— Work item —
Output the records. Match them exactly.
━━ Data under study
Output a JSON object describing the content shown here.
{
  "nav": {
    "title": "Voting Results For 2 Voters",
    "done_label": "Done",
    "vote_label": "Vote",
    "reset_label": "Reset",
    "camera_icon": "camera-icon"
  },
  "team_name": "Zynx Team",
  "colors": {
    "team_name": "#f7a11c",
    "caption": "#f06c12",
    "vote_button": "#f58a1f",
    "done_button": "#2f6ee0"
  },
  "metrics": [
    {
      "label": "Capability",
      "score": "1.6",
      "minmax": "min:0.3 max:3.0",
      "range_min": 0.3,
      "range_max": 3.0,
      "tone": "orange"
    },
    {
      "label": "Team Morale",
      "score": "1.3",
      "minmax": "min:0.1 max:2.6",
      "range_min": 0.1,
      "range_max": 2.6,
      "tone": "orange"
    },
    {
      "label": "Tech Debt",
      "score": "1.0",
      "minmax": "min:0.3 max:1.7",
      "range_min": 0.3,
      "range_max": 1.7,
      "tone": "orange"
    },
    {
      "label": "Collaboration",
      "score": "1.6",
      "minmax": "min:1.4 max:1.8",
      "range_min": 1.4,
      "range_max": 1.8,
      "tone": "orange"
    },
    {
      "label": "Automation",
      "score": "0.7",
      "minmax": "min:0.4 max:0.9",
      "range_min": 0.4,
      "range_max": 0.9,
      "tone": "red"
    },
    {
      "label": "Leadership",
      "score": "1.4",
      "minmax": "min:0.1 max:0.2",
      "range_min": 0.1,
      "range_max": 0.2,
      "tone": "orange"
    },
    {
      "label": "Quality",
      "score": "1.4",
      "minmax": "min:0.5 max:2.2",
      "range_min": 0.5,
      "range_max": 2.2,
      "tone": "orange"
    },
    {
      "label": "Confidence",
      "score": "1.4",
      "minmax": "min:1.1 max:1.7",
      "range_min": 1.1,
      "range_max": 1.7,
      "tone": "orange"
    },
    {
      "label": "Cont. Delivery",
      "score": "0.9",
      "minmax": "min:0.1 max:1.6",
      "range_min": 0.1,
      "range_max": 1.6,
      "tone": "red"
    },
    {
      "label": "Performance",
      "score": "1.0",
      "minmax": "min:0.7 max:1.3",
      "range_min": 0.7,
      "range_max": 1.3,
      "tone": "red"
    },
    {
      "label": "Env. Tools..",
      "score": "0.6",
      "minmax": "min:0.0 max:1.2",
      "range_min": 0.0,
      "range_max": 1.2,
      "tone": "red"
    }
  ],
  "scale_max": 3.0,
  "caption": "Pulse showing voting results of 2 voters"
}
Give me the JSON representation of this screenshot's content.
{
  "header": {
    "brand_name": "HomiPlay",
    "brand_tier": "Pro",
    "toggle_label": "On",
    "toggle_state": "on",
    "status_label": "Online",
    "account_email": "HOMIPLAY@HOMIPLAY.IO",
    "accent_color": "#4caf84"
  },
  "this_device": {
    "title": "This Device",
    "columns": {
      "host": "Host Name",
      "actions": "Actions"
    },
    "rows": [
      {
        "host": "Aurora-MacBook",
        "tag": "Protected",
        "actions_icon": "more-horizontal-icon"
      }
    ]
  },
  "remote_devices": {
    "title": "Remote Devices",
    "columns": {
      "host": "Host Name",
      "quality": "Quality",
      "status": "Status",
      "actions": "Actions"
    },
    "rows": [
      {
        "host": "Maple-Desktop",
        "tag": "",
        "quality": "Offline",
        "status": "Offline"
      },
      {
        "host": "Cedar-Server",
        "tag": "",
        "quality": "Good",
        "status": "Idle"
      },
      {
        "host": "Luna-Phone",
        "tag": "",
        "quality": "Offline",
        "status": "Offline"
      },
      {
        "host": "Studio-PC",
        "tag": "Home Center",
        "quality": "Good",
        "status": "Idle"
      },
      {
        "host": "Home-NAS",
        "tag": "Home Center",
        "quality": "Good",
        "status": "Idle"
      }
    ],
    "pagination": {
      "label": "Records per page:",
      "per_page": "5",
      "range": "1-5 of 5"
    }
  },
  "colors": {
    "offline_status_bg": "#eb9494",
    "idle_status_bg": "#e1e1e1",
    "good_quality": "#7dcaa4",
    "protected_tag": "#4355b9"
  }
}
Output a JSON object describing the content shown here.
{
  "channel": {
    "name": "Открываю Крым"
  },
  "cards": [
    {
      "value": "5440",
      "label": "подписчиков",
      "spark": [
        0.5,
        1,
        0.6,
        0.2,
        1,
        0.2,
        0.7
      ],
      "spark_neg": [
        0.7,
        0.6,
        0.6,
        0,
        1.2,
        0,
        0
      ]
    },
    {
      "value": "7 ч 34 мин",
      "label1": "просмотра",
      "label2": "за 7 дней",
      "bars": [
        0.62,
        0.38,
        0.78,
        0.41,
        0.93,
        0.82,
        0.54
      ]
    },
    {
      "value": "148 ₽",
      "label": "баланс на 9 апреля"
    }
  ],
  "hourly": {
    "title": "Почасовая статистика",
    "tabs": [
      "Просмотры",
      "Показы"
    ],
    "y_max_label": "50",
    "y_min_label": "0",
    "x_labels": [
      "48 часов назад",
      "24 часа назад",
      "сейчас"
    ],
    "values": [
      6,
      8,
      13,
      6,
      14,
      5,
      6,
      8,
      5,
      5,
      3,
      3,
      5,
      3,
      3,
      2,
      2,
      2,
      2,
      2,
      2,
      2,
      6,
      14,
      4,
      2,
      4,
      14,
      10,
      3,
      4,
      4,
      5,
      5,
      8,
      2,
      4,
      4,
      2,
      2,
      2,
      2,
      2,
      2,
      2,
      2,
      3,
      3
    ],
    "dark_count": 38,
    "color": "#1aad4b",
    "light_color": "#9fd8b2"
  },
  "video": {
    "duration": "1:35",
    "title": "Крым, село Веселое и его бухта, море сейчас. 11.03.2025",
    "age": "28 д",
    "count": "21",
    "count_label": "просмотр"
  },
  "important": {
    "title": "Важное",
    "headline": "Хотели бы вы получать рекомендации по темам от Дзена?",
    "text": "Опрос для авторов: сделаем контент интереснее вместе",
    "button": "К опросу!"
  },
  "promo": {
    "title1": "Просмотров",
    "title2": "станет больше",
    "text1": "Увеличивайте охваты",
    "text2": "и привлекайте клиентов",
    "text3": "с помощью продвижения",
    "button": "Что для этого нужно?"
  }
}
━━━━
— Task answer —
Output a JSON object describing the content shown here.
{
  "nav": {
    "title": "Voting Results For 2 Voters",
    "done_label": "Done",
    "vote_label": "Vote",
    "reset_label": "Reset",
    "camera_icon": "camera-icon"
  },
  "team_name": "Zynx Team",
  "colors": {
    "team_name": "#f7a11c",
    "caption": "#f06c12",
    "vote_button": "#f58a1f",
    "done_button": "#2f6ee0"
  },
  "metrics": [
    {
      "label": "Capability",
      "score": "1.6",
      "minmax": "min:0.3 max:3.0",
      "range_min": 0.3,
      "range_max": 3.0,
      "tone": "orange"
    },
    {
      "label": "Team Morale",
      "score": "1.3",
      "minmax": "min:0.1 max:2.6",
      "range_min": 0.1,
      "range_max": 2.6,
      "tone": "orange"
    },
    {
      "label": "Tech Debt",
      "score": "1.0",
      "minmax": "min:0.3 max:1.7",
      "range_min": 0.3,
      "range_max": 1.7,
      "tone": "orange"
    },
    {
      "label": "Collaboration",
      "score": "1.6",
      "minmax": "min:1.4 max:1.8",
      "range_min": 1.4,
      "range_max": 1.8,
      "tone": "orange"
    },
    {
      "label": "Automation",
      "score": "0.7",
      "minmax": "min:0.4 max:0.9",
      "range_min": 0.4,
      "range_max": 0.9,
      "tone": "red"
    },
    {
      "label": "Leadership",
      "score": "1.4",
      "minmax": "min:0.1 max:0.2",
      "range_min": 0.1,
      "range_max": 0.2,
      "tone": "orange"
    },
    {
      "label": "Quality",
      "score": "1.4",
      "minmax": "min:0.5 max:2.2",
      "range_min": 0.5,
      "range_max": 2.2,
      "tone": "orange"
    },
    {
      "label": "Confidence",
      "score": "1.4",
      "minmax": "min:1.1 max:1.7",
      "range_min": 1.1,
      "range_max": 1.7,
      "tone": "orange"
    },
    {
      "label": "Cont. Delivery",
      "score": "0.9",
      "minmax": "min:0.1 max:1.6",
      "range_min": 0.1,
      "range_max": 1.6,
      "tone": "red"
    },
    {
      "label": "Performance",
      "score": "1.0",
      "minmax": "min:0.7 max:1.3",
      "range_min": 0.7,
      "range_max": 1.3,
      "tone": "red"
    },
    {
      "label": "Env. Tools..",
      "score": "0.6",
      "minmax": "min:0.0 max:1.2",
      "range_min": 0.0,
      "range_max": 1.2,
      "tone": "red"
    }
  ],
  "scale_max": 3.0,
  "caption": "Pulse showing voting results of 2 voters"
}
Give me the JSON representation of this screenshot's content.
{
  "header": {
    "brand_name": "HomiPlay",
    "brand_tier": "Pro",
    "toggle_label": "On",
    "toggle_state": "on",
    "status_label": "Online",
    "account_email": "HOMIPLAY@HOMIPLAY.IO",
    "accent_color": "#4caf84"
  },
  "this_device": {
    "title": "This Device",
    "columns": {
      "host": "Host Name",
      "actions": "Actions"
    },
    "rows": [
      {
        "host": "Aurora-MacBook",
        "tag": "Protected",
        "actions_icon": "more-horizontal-icon"
      }
    ]
  },
  "remote_devices": {
    "title": "Remote Devices",
    "columns": {
      "host": "Host Name",
      "quality": "Quality",
      "status": "Status",
      "actions": "Actions"
    },
    "rows": [
      {
        "host": "Maple-Desktop",
        "tag": "",
        "quality": "Offline",
        "status": "Offline"
      },
      {
        "host": "Cedar-Server",
        "tag": "",
        "quality": "Good",
        "status": "Idle"
      },
      {
        "host": "Luna-Phone",
        "tag": "",
        "quality": "Offline",
        "status": "Offline"
      },
      {
        "host": "Studio-PC",
        "tag": "Home Center",
        "quality": "Good",
        "status": "Idle"
      },
      {
        "host": "Home-NAS",
        "tag": "Home Center",
        "quality": "Good",
        "status": "Idle"
      }
    ],
    "pagination": {
      "label": "Records per page:",
      "per_page": "5",
      "range": "1-5 of 5"
    }
  },
  "colors": {
    "offline_status_bg": "#eb9494",
    "idle_status_bg": "#e1e1e1",
    "good_quality": "#7dcaa4",
    "protected_tag": "#4355b9"
  }
}
Output a JSON object describing the content shown here.
{
  "channel": {
    "name": "Открываю Крым"
  },
  "cards": [
    {
      "value": "5440",
      "label": "подписчиков",
      "spark": [
        0.5,
        1,
        0.6,
        0.2,
        1,
        0.2,
        0.7
      ],
      "spark_neg": [
        0.7,
        0.6,
        0.6,
        0,
        1.2,
        0,
        0
      ]
    },
    {
      "value": "7 ч 34 мин",
      "label1": "просмотра",
      "label2": "за 7 дней",
      "bars": [
        0.62,
        0.38,
        0.78,
        0.41,
        0.93,
        0.82,
        0.54
      ]
    },
    {
      "value": "148 ₽",
      "label": "баланс на 9 апреля"
    }
  ],
  "hourly": {
    "title": "Почасовая статистика",
    "tabs": [
      "Просмотры",
      "Показы"
    ],
    "y_max_label": "50",
    "y_min_label": "0",
    "x_labels": [
      "48 часов назад",
      "24 часа назад",
      "сейчас"
    ],
    "values": [
      6,
      8,
      13,
      6,
      14,
      5,
      6,
      8,
      5,
      5,
      3,
      3,
      5,
      3,
      3,
      2,
      2,
      2,
      2,
      2,
      2,
      2,
      6,
      14,
      4,
      2,
      4,
      14,
      10,
      3,
      4,
      4,
      5,
      5,
      8,
      2,
      4,
      4,
      2,
      2,
      2,
      2,
      2,
      2,
      2,
      2,
      3,
      3
    ],
    "dark_count": 38,
    "color": "#1aad4b",
    "light_color": "#9fd8b2"
  },
  "video": {
    "duration": "1:35",
    "title": "Крым, село Веселое и его бухта, море сейчас. 11.03.2025",
    "age": "28 д",
    "count": "21",
    "count_label": "просмотр"
  },
  "important": {
    "title": "Важное",
    "headline": "Хотели бы вы получать рекомендации по темам от Дзена?",
    "text": "Опрос для авторов: сделаем контент интереснее вместе",
    "button": "К опросу!"
  },
  "promo": {
    "title1": "Просмотров",
    "title2": "станет больше",
    "text1": "Увеличивайте охваты",
    "text2": "и привлекайте клиентов",
    "text3": "с помощью продвижения",
    "button": "Что для этого нужно?"
  }
}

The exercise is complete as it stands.